Listed entries:
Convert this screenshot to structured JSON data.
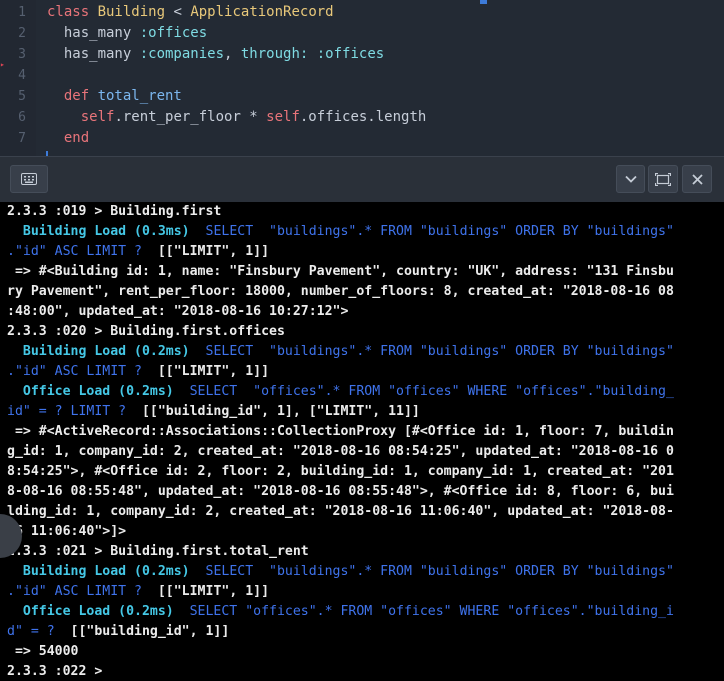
{
  "editor": {
    "line_numbers": [
      "1",
      "2",
      "3",
      "4",
      "5",
      "6",
      "7"
    ],
    "lines": [
      [
        {
          "t": "class ",
          "c": "kw"
        },
        {
          "t": "Building",
          "c": "cls"
        },
        {
          "t": " < ",
          "c": "plain"
        },
        {
          "t": "ApplicationRecord",
          "c": "cls"
        }
      ],
      [
        {
          "t": "  has_many ",
          "c": "plain"
        },
        {
          "t": ":offices",
          "c": "sym"
        }
      ],
      [
        {
          "t": "  has_many ",
          "c": "plain"
        },
        {
          "t": ":companies",
          "c": "sym"
        },
        {
          "t": ", ",
          "c": "plain"
        },
        {
          "t": "through:",
          "c": "sym"
        },
        {
          "t": " ",
          "c": "plain"
        },
        {
          "t": ":offices",
          "c": "sym"
        }
      ],
      [],
      [
        {
          "t": "  def ",
          "c": "kw"
        },
        {
          "t": "total_rent",
          "c": "fn"
        }
      ],
      [
        {
          "t": "    self",
          "c": "slf"
        },
        {
          "t": ".rent_per_floor * ",
          "c": "plain"
        },
        {
          "t": "self",
          "c": "slf"
        },
        {
          "t": ".offices.length",
          "c": "plain"
        }
      ],
      [
        {
          "t": "  end",
          "c": "kw"
        }
      ]
    ]
  },
  "toolbar": {
    "keyboard_icon": "keyboard-icon",
    "chevron_icon": "chevron-down-icon",
    "maximize_icon": "maximize-icon",
    "close_icon": "close-icon"
  },
  "terminal": {
    "lines": [
      [
        {
          "t": "2.3.3 :019 > Building.first",
          "c": ""
        }
      ],
      [
        {
          "t": "  Building Load (0.3ms)",
          "c": "cy"
        },
        {
          "t": "  SELECT  \"buildings\".* FROM \"buildings\" ORDER BY \"buildings\"",
          "c": "bl"
        }
      ],
      [
        {
          "t": ".\"id\" ASC LIMIT ?",
          "c": "bl"
        },
        {
          "t": "  [[\"LIMIT\", 1]]",
          "c": ""
        }
      ],
      [
        {
          "t": " => #<Building id: 1, name: \"Finsbury Pavement\", country: \"UK\", address: \"131 Finsbu",
          "c": ""
        }
      ],
      [
        {
          "t": "ry Pavement\", rent_per_floor: 18000, number_of_floors: 8, created_at: \"2018-08-16 08",
          "c": ""
        }
      ],
      [
        {
          "t": ":48:00\", updated_at: \"2018-08-16 10:27:12\">",
          "c": ""
        }
      ],
      [
        {
          "t": "2.3.3 :020 > Building.first.offices",
          "c": ""
        }
      ],
      [
        {
          "t": "  Building Load (0.2ms)",
          "c": "cy"
        },
        {
          "t": "  SELECT  \"buildings\".* FROM \"buildings\" ORDER BY \"buildings\"",
          "c": "bl"
        }
      ],
      [
        {
          "t": ".\"id\" ASC LIMIT ?",
          "c": "bl"
        },
        {
          "t": "  [[\"LIMIT\", 1]]",
          "c": ""
        }
      ],
      [
        {
          "t": "  Office Load (0.2ms)",
          "c": "cy"
        },
        {
          "t": "  SELECT  \"offices\".* FROM \"offices\" WHERE \"offices\".\"building_",
          "c": "bl"
        }
      ],
      [
        {
          "t": "id\" = ? LIMIT ?",
          "c": "bl"
        },
        {
          "t": "  [[\"building_id\", 1], [\"LIMIT\", 11]]",
          "c": ""
        }
      ],
      [
        {
          "t": " => #<ActiveRecord::Associations::CollectionProxy [#<Office id: 1, floor: 7, buildin",
          "c": ""
        }
      ],
      [
        {
          "t": "g_id: 1, company_id: 2, created_at: \"2018-08-16 08:54:25\", updated_at: \"2018-08-16 0",
          "c": ""
        }
      ],
      [
        {
          "t": "8:54:25\">, #<Office id: 2, floor: 2, building_id: 1, company_id: 1, created_at: \"201",
          "c": ""
        }
      ],
      [
        {
          "t": "8-08-16 08:55:48\", updated_at: \"2018-08-16 08:55:48\">, #<Office id: 8, floor: 6, bui",
          "c": ""
        }
      ],
      [
        {
          "t": "lding_id: 1, company_id: 2, created_at: \"2018-08-16 11:06:40\", updated_at: \"2018-08-",
          "c": ""
        }
      ],
      [
        {
          "t": "16 11:06:40\">]>",
          "c": ""
        }
      ],
      [
        {
          "t": "2.3.3 :021 > Building.first.total_rent",
          "c": ""
        }
      ],
      [
        {
          "t": "  Building Load (0.2ms)",
          "c": "cy"
        },
        {
          "t": "  SELECT  \"buildings\".* FROM \"buildings\" ORDER BY \"buildings\"",
          "c": "bl"
        }
      ],
      [
        {
          "t": ".\"id\" ASC LIMIT ?",
          "c": "bl"
        },
        {
          "t": "  [[\"LIMIT\", 1]]",
          "c": ""
        }
      ],
      [
        {
          "t": "  Office Load (0.2ms)",
          "c": "cy"
        },
        {
          "t": "  SELECT \"offices\".* FROM \"offices\" WHERE \"offices\".\"building_i",
          "c": "bl"
        }
      ],
      [
        {
          "t": "d\" = ?",
          "c": "bl"
        },
        {
          "t": "  [[\"building_id\", 1]]",
          "c": ""
        }
      ],
      [
        {
          "t": " => 54000",
          "c": ""
        }
      ],
      [
        {
          "t": "2.3.3 :022 > ",
          "c": ""
        }
      ]
    ]
  }
}
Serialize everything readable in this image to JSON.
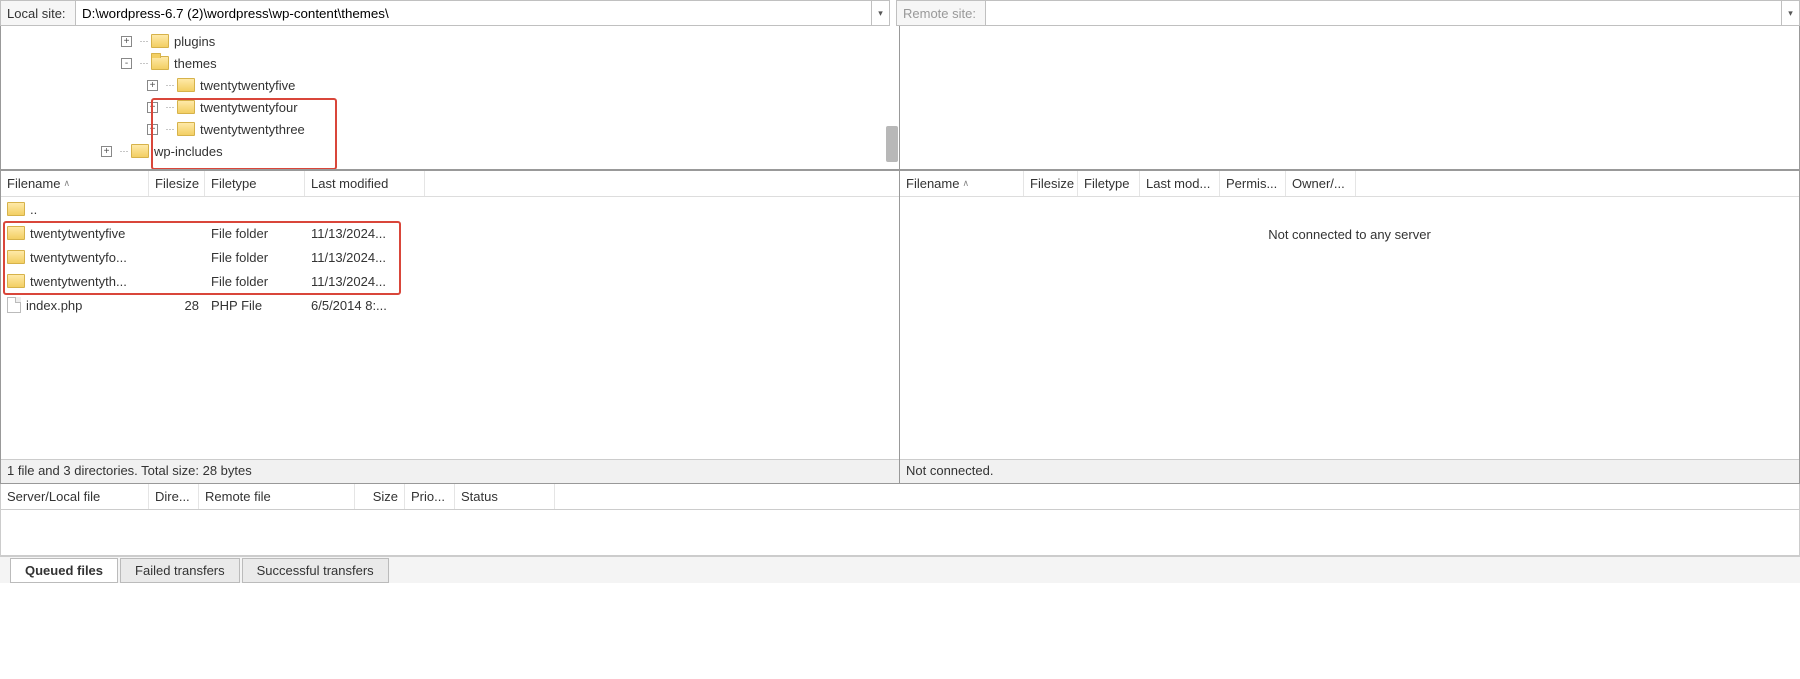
{
  "local": {
    "label": "Local site:",
    "path": "D:\\wordpress-6.7 (2)\\wordpress\\wp-content\\themes\\",
    "tree": [
      {
        "indent": 120,
        "exp": "+",
        "name": "plugins",
        "open": false
      },
      {
        "indent": 120,
        "exp": "-",
        "name": "themes",
        "open": true
      },
      {
        "indent": 146,
        "exp": "+",
        "name": "twentytwentyfive",
        "open": false
      },
      {
        "indent": 146,
        "exp": "+",
        "name": "twentytwentyfour",
        "open": false
      },
      {
        "indent": 146,
        "exp": "+",
        "name": "twentytwentythree",
        "open": false
      },
      {
        "indent": 100,
        "exp": "+",
        "name": "wp-includes",
        "open": false
      }
    ],
    "cols": {
      "filename": "Filename",
      "filesize": "Filesize",
      "filetype": "Filetype",
      "lastmod": "Last modified"
    },
    "rows": [
      {
        "icon": "folder",
        "name": "..",
        "size": "",
        "type": "",
        "mod": ""
      },
      {
        "icon": "folder",
        "name": "twentytwentyfive",
        "size": "",
        "type": "File folder",
        "mod": "11/13/2024..."
      },
      {
        "icon": "folder",
        "name": "twentytwentyfo...",
        "size": "",
        "type": "File folder",
        "mod": "11/13/2024..."
      },
      {
        "icon": "folder",
        "name": "twentytwentyth...",
        "size": "",
        "type": "File folder",
        "mod": "11/13/2024..."
      },
      {
        "icon": "file",
        "name": "index.php",
        "size": "28",
        "type": "PHP File",
        "mod": "6/5/2014 8:..."
      }
    ],
    "status": "1 file and 3 directories. Total size: 28 bytes"
  },
  "remote": {
    "label": "Remote site:",
    "path": "",
    "cols": {
      "filename": "Filename",
      "filesize": "Filesize",
      "filetype": "Filetype",
      "lastmod": "Last mod...",
      "permis": "Permis...",
      "owner": "Owner/..."
    },
    "empty_msg": "Not connected to any server",
    "status": "Not connected."
  },
  "queue": {
    "cols": {
      "server": "Server/Local file",
      "dir": "Dire...",
      "remote": "Remote file",
      "size": "Size",
      "prio": "Prio...",
      "status": "Status"
    }
  },
  "tabs": {
    "queued": "Queued files",
    "failed": "Failed transfers",
    "success": "Successful transfers"
  }
}
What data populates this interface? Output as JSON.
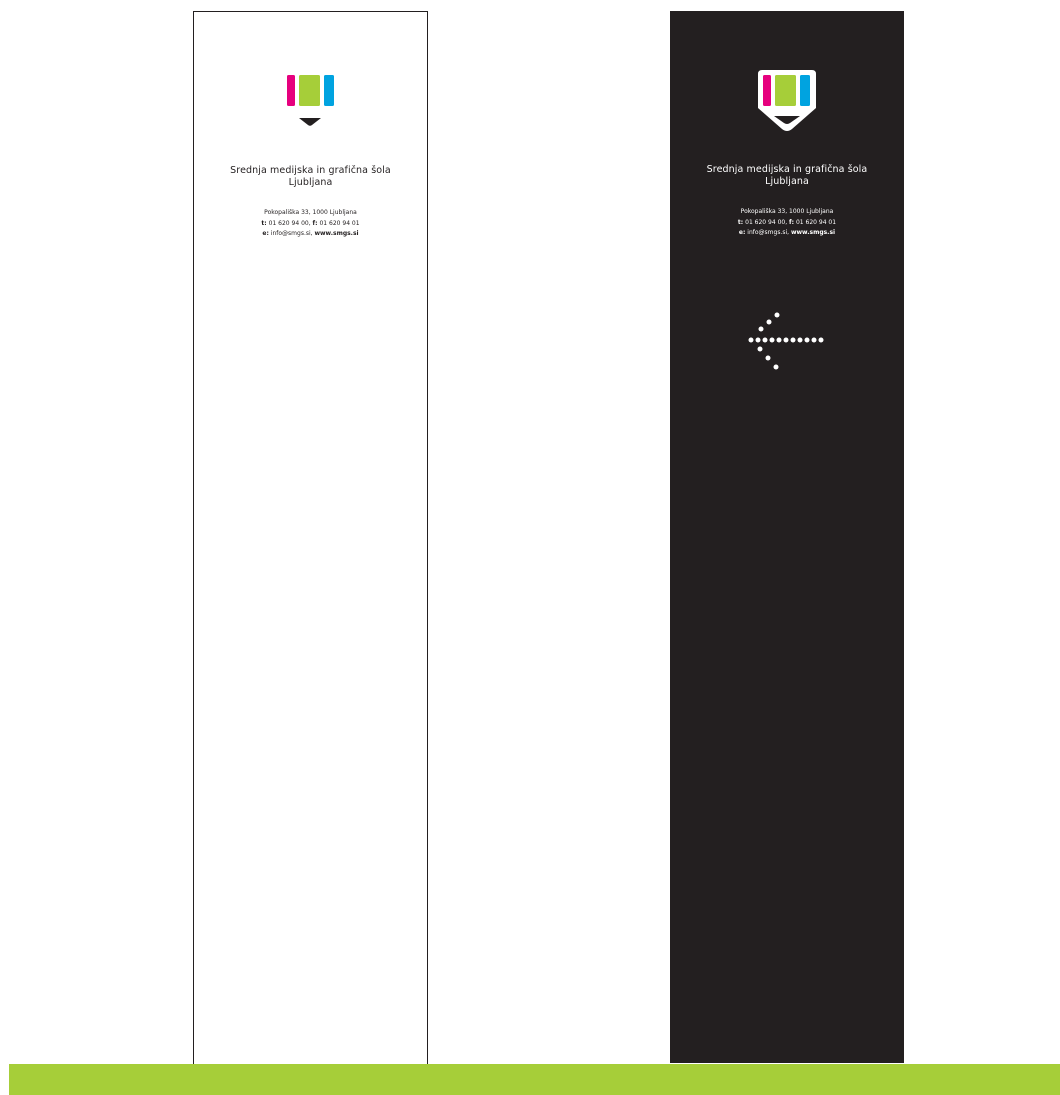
{
  "colors": {
    "magenta": "#e6007e",
    "green": "#a6ce39",
    "cyan": "#00a3e0",
    "dark": "#231f20",
    "bar": "#a6ce39"
  },
  "panels": {
    "white": {
      "school_name_line1": "Srednja medijska in grafična šola",
      "school_name_line2": "Ljubljana",
      "address": "Pokopališka 33, 1000 Ljubljana",
      "phone_label": "t:",
      "phone": "01 620 94 00,",
      "fax_label": "f:",
      "fax": "01 620 94 01",
      "email_label": "e:",
      "email": "info@smgs.si,",
      "web": "www.smgs.si"
    },
    "dark": {
      "school_name_line1": "Srednja medijska in grafična šola",
      "school_name_line2": "Ljubljana",
      "address": "Pokopališka 33, 1000 Ljubljana",
      "phone_label": "t:",
      "phone": "01 620 94 00,",
      "fax_label": "f:",
      "fax": "01 620 94 01",
      "email_label": "e:",
      "email": "info@smgs.si,",
      "web": "www.smgs.si",
      "arrow_icon": "dotted-arrow-left-icon"
    }
  }
}
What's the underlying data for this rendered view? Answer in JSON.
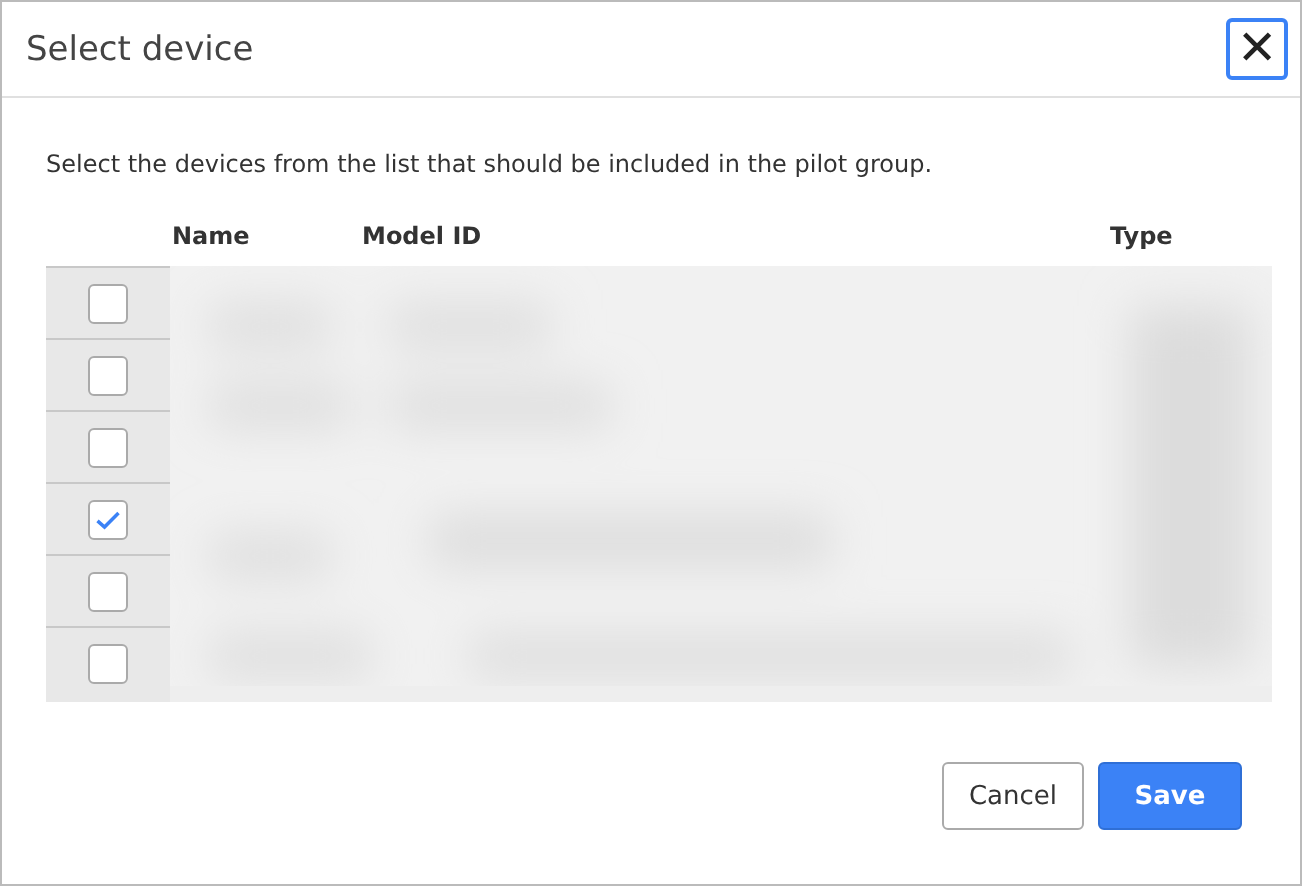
{
  "dialog": {
    "title": "Select device",
    "close": "✕"
  },
  "instructions": "Select the devices from the list that should be included in the pilot group.",
  "table": {
    "columns": [
      "Name",
      "Model ID",
      "Type"
    ],
    "rows": [
      {
        "checked": false
      },
      {
        "checked": false
      },
      {
        "checked": false
      },
      {
        "checked": true
      },
      {
        "checked": false
      },
      {
        "checked": false
      }
    ]
  },
  "buttons": [
    {
      "label": "Cancel",
      "kind": "secondary"
    },
    {
      "label": "Save",
      "kind": "primary"
    }
  ]
}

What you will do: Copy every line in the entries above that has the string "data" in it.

Worked solution:
Convert this screenshot to structured JSON data.
What data populates this interface? Output as JSON.
What's the underlying data for this rendered view? Answer in JSON.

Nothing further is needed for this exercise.